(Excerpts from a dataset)
- - - - -
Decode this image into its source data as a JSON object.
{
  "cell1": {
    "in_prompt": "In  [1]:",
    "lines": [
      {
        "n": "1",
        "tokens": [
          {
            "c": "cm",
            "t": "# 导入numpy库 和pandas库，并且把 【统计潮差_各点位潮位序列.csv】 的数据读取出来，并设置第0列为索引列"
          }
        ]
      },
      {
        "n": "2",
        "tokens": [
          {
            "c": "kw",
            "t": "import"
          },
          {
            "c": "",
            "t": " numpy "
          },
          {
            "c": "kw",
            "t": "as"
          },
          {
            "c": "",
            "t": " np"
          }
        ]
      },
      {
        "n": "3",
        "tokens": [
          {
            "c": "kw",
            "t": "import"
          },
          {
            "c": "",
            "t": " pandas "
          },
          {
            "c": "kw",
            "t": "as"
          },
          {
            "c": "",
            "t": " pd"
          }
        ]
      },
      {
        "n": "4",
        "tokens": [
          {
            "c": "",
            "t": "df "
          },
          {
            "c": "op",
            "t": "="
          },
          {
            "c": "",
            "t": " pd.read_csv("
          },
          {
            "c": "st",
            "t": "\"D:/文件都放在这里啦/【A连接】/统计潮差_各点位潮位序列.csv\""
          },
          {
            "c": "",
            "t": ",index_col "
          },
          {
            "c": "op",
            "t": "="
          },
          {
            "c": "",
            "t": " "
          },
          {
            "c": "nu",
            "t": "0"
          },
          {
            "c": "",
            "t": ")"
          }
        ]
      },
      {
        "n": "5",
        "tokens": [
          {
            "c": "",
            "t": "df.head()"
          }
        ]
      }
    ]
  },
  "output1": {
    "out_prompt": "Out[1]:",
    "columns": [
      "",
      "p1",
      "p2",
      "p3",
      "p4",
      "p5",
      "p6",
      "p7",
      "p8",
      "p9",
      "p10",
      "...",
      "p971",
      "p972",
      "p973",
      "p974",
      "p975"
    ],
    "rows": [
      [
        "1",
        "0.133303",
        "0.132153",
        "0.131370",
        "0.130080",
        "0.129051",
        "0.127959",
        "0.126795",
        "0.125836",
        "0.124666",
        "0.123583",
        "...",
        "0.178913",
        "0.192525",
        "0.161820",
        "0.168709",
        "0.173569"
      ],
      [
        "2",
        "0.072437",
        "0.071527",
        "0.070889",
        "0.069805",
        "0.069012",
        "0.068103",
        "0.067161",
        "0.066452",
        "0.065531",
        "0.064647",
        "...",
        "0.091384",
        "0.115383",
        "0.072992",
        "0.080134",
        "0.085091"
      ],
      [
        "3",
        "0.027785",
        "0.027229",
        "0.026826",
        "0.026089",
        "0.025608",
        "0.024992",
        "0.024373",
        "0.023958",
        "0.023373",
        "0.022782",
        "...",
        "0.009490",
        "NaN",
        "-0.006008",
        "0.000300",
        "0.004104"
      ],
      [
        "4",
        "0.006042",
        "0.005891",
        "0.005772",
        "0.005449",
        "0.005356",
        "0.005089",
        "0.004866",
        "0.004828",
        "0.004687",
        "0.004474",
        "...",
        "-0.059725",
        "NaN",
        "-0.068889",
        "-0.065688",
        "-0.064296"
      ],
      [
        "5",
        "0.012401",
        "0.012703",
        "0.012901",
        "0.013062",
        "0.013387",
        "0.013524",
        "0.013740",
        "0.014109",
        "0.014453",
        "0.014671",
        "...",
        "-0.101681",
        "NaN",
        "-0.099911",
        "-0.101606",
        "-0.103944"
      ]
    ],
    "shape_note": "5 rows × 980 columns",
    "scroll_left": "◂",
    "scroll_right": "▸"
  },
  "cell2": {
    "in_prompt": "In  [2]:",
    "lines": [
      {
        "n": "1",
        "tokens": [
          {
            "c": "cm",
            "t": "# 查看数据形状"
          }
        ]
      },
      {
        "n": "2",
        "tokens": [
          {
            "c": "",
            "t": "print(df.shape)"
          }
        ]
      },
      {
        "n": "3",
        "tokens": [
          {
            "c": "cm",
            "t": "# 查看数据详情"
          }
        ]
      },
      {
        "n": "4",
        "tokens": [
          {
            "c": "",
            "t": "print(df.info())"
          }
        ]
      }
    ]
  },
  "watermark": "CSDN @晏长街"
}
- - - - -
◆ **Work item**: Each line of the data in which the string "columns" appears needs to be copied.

◆ **Reply to the exercise**:
    "columns": [
    "shape_note": "5 rows × 980 columns",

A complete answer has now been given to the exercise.